Exercise data ::
——

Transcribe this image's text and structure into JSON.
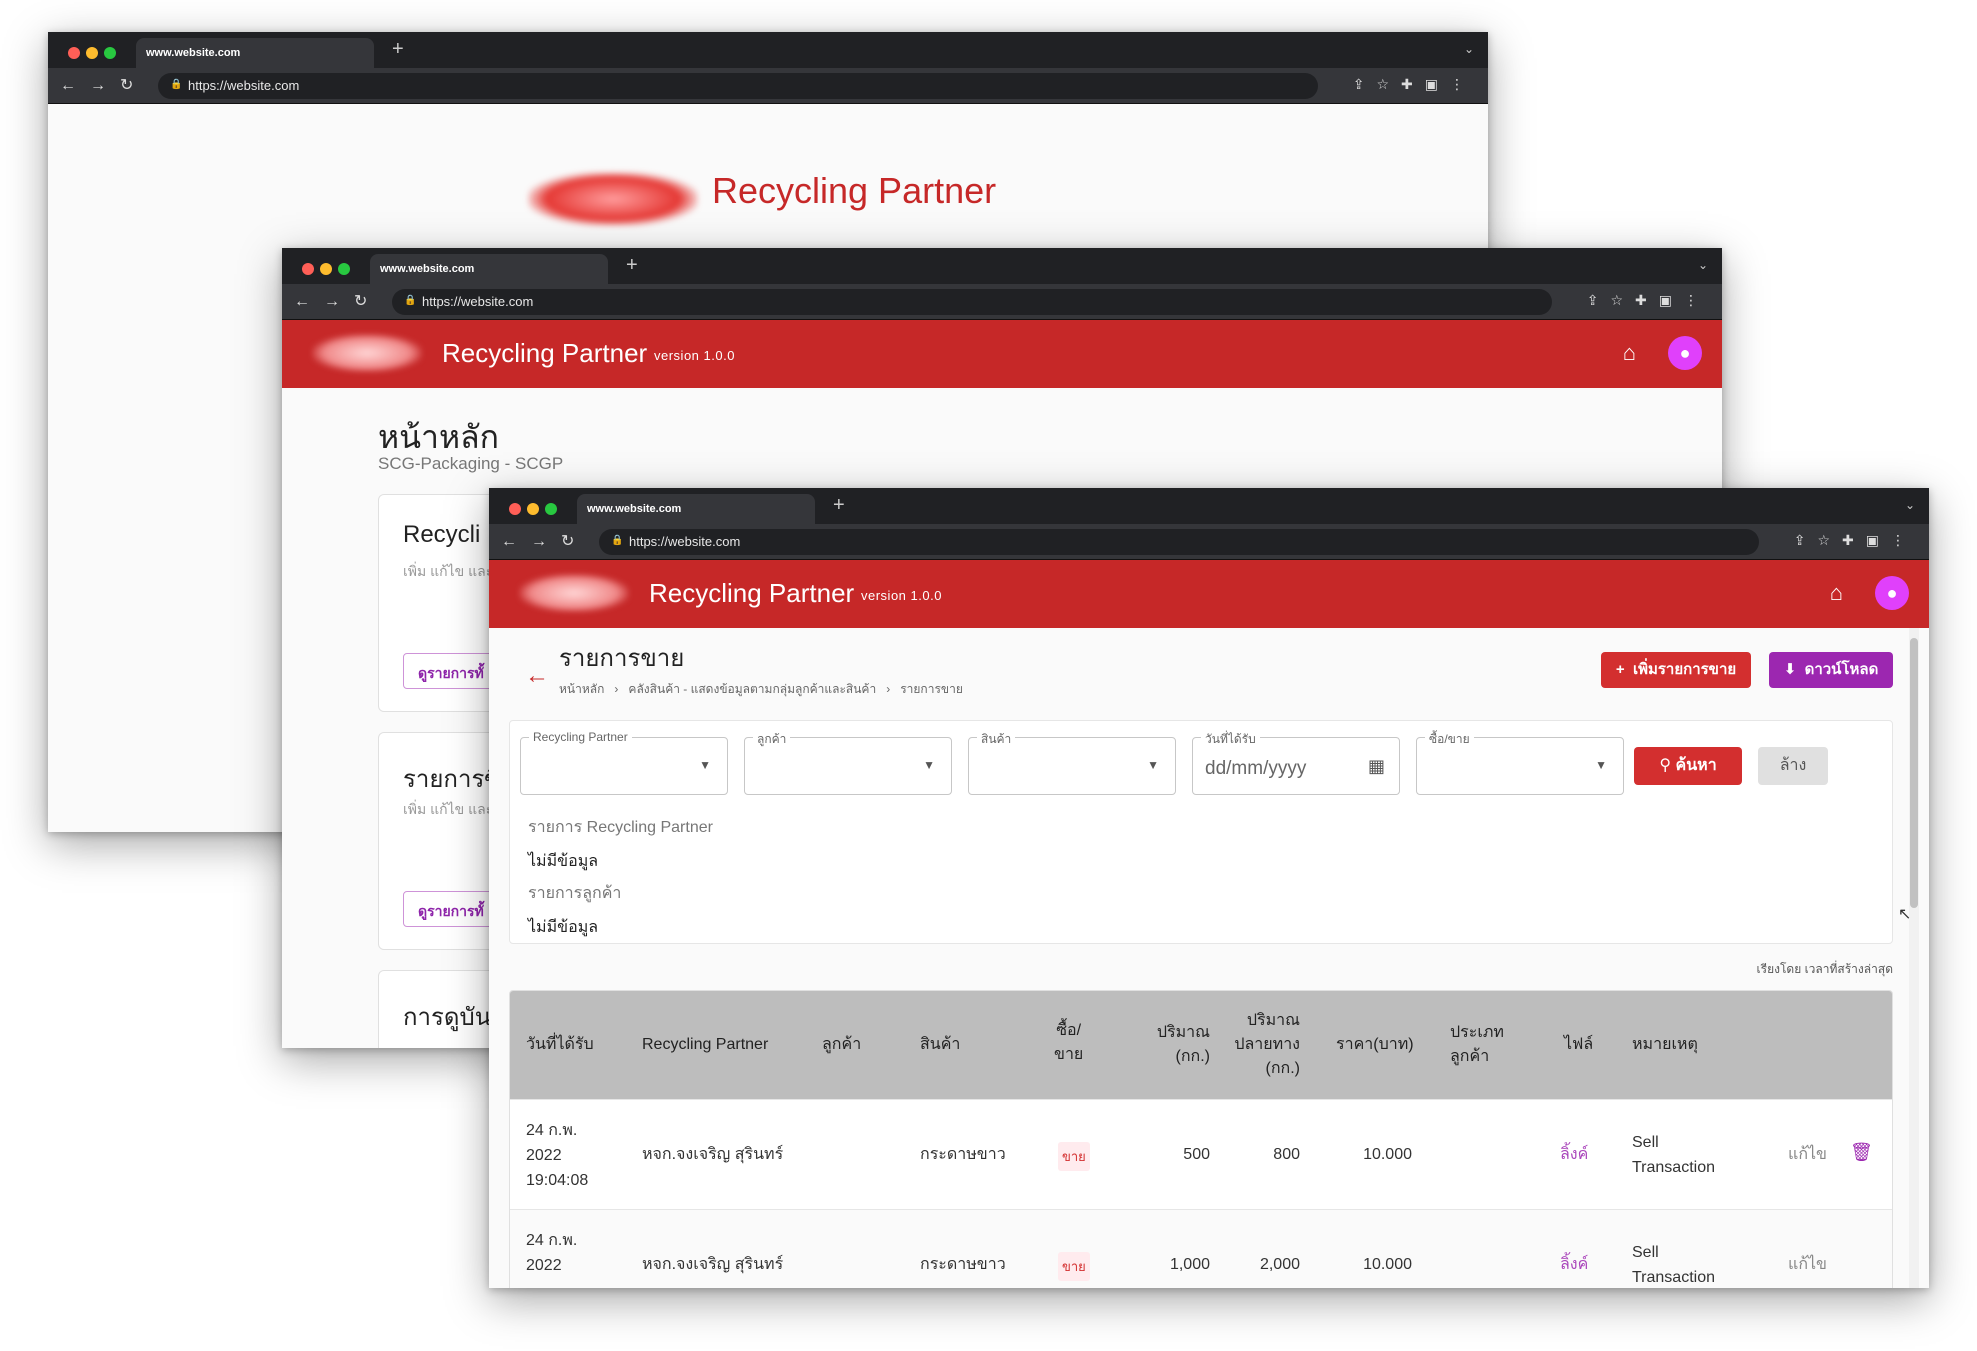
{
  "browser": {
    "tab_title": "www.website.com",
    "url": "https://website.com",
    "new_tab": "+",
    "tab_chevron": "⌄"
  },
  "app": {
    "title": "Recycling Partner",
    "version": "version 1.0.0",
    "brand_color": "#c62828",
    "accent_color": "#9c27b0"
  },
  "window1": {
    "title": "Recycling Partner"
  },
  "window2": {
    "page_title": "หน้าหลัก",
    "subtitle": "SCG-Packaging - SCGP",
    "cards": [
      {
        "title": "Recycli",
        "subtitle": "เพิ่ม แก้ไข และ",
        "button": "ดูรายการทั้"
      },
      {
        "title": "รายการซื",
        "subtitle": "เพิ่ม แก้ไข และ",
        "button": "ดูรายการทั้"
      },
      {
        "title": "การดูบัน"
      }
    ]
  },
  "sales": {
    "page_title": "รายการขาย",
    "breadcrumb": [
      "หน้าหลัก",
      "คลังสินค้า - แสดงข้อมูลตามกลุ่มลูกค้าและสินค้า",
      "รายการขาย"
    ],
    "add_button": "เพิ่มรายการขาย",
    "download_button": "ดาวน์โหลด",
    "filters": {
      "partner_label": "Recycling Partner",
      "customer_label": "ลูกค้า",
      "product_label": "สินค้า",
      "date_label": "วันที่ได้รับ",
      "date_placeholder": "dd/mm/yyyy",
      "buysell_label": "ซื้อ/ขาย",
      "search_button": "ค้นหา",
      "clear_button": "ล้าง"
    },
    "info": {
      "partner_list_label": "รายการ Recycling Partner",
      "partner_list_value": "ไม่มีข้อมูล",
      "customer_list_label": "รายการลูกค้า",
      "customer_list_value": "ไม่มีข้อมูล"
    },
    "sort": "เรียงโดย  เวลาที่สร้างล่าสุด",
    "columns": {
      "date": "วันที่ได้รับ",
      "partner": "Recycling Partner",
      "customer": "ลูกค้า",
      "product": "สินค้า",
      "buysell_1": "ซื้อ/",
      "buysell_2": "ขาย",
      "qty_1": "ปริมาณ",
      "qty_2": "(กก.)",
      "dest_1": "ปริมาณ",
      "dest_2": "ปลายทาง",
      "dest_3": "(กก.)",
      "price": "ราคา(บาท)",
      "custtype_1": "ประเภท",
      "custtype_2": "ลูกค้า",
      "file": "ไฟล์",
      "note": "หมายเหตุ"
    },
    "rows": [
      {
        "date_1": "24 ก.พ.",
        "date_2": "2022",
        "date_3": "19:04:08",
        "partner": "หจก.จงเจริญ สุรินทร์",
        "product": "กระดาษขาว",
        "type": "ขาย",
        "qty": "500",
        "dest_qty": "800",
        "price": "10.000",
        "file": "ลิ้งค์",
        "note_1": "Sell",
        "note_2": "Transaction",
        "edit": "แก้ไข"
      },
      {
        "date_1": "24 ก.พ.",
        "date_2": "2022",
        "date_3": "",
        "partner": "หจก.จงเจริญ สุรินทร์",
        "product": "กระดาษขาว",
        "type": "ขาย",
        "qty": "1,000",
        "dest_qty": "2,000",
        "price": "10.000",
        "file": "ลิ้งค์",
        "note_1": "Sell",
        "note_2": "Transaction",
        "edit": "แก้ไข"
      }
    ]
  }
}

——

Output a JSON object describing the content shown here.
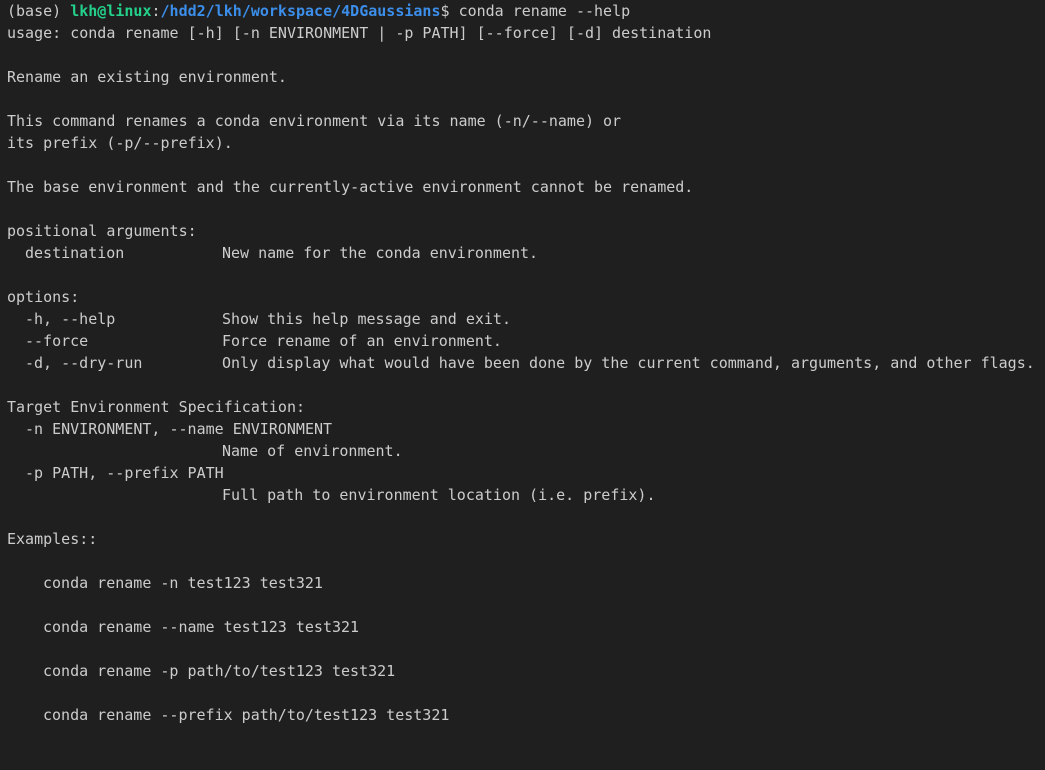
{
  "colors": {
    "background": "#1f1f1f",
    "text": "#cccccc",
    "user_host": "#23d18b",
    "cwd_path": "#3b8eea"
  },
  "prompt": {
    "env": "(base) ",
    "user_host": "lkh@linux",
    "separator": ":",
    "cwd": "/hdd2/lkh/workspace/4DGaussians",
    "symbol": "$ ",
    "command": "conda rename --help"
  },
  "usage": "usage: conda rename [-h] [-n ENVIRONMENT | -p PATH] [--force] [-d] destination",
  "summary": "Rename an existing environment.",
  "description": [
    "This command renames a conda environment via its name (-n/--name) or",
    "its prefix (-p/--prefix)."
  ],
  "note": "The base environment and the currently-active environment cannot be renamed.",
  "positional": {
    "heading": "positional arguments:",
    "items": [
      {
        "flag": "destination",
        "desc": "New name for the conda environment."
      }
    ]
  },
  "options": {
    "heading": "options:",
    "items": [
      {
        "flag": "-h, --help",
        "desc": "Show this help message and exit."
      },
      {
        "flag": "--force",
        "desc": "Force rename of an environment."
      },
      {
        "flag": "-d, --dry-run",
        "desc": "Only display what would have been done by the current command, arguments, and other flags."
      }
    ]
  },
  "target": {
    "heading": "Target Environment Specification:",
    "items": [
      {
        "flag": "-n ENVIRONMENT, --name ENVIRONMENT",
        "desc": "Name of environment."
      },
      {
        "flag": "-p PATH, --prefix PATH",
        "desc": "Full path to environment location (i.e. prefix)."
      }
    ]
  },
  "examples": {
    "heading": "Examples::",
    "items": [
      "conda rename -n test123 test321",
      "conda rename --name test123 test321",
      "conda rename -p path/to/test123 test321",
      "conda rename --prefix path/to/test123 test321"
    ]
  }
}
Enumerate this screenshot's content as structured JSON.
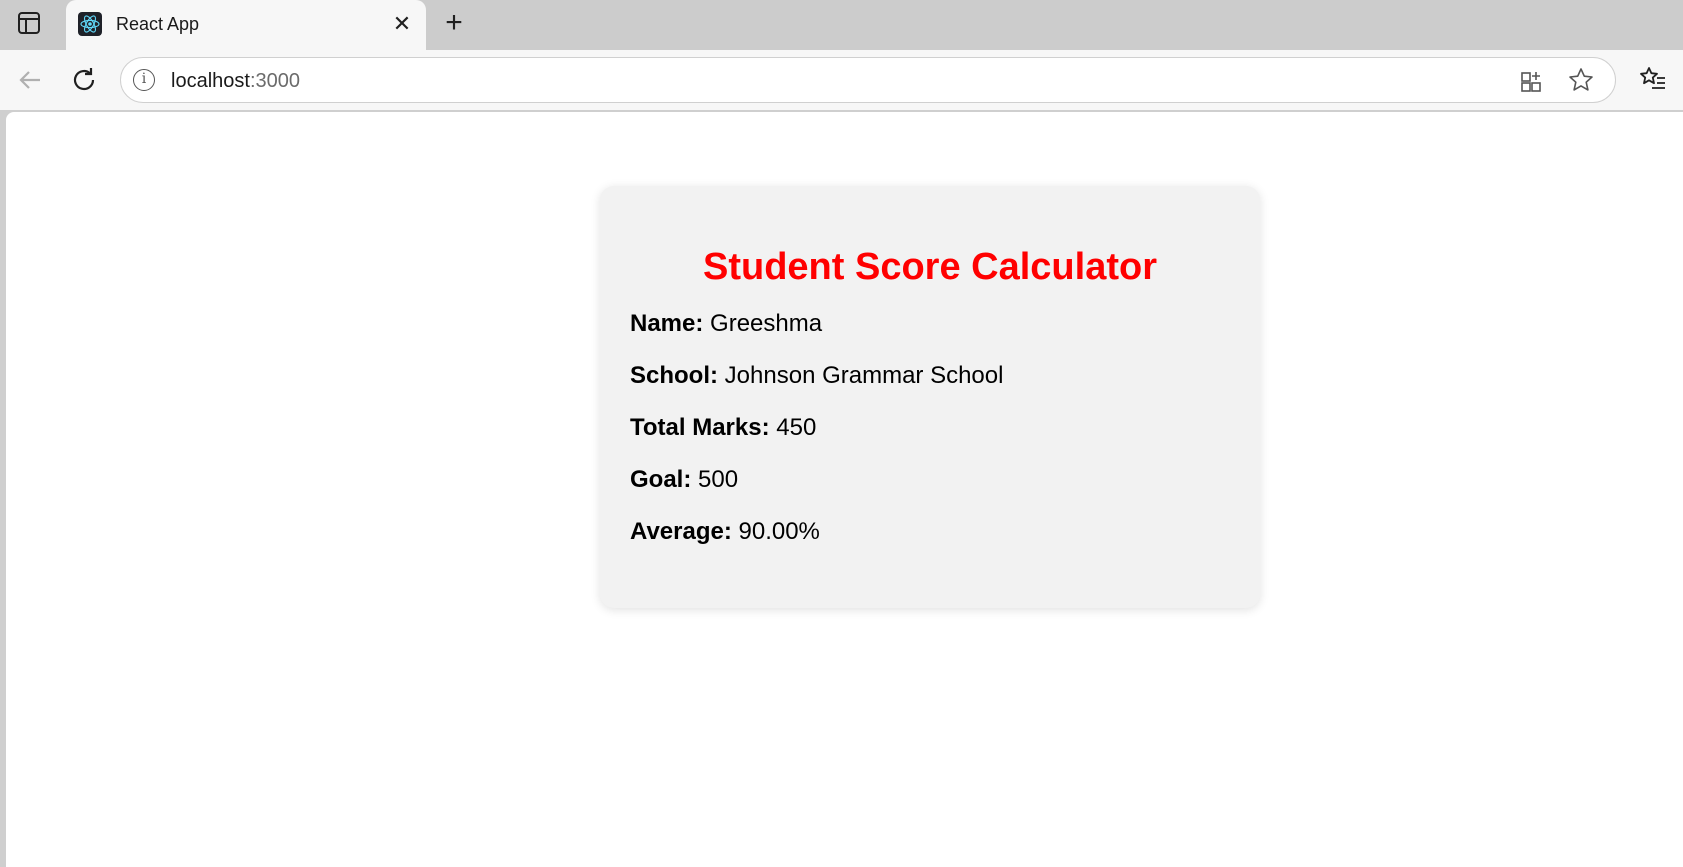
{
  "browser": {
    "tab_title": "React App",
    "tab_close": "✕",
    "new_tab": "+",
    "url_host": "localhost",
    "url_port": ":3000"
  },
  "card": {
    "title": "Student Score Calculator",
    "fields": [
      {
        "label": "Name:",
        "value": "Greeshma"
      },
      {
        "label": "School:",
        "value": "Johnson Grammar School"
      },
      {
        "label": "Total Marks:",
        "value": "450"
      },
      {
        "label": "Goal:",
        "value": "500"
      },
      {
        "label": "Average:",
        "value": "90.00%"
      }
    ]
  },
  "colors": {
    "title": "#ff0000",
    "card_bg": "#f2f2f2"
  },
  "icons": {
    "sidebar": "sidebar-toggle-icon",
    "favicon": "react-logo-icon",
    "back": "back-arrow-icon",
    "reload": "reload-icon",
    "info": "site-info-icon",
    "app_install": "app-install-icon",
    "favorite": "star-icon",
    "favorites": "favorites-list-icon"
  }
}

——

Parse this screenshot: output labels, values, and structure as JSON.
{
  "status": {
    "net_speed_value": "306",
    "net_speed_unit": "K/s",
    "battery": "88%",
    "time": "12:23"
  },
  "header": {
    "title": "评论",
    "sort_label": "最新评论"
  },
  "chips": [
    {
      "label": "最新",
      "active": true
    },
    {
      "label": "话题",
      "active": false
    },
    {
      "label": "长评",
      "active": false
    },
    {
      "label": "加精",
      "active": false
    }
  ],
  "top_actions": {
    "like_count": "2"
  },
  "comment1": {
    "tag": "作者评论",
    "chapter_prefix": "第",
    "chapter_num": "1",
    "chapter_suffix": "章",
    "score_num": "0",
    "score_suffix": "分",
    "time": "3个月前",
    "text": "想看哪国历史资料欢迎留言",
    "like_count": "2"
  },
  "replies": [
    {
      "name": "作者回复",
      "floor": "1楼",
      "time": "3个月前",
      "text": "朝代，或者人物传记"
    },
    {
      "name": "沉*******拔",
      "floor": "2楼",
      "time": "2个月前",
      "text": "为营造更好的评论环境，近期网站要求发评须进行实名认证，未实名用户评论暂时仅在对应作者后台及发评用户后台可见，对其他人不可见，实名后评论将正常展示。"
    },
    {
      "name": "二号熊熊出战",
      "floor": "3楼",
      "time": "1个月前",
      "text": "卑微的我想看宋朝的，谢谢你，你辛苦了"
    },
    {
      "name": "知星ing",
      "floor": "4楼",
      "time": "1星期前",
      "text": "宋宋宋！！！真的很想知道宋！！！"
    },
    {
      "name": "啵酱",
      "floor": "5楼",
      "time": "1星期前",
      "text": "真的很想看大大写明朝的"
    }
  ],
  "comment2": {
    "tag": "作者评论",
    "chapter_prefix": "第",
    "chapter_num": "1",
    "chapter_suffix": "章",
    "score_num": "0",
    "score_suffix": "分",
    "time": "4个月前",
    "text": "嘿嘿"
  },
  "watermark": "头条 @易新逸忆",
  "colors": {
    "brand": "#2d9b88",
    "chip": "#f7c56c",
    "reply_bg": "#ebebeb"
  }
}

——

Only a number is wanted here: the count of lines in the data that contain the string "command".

Written answer ::
3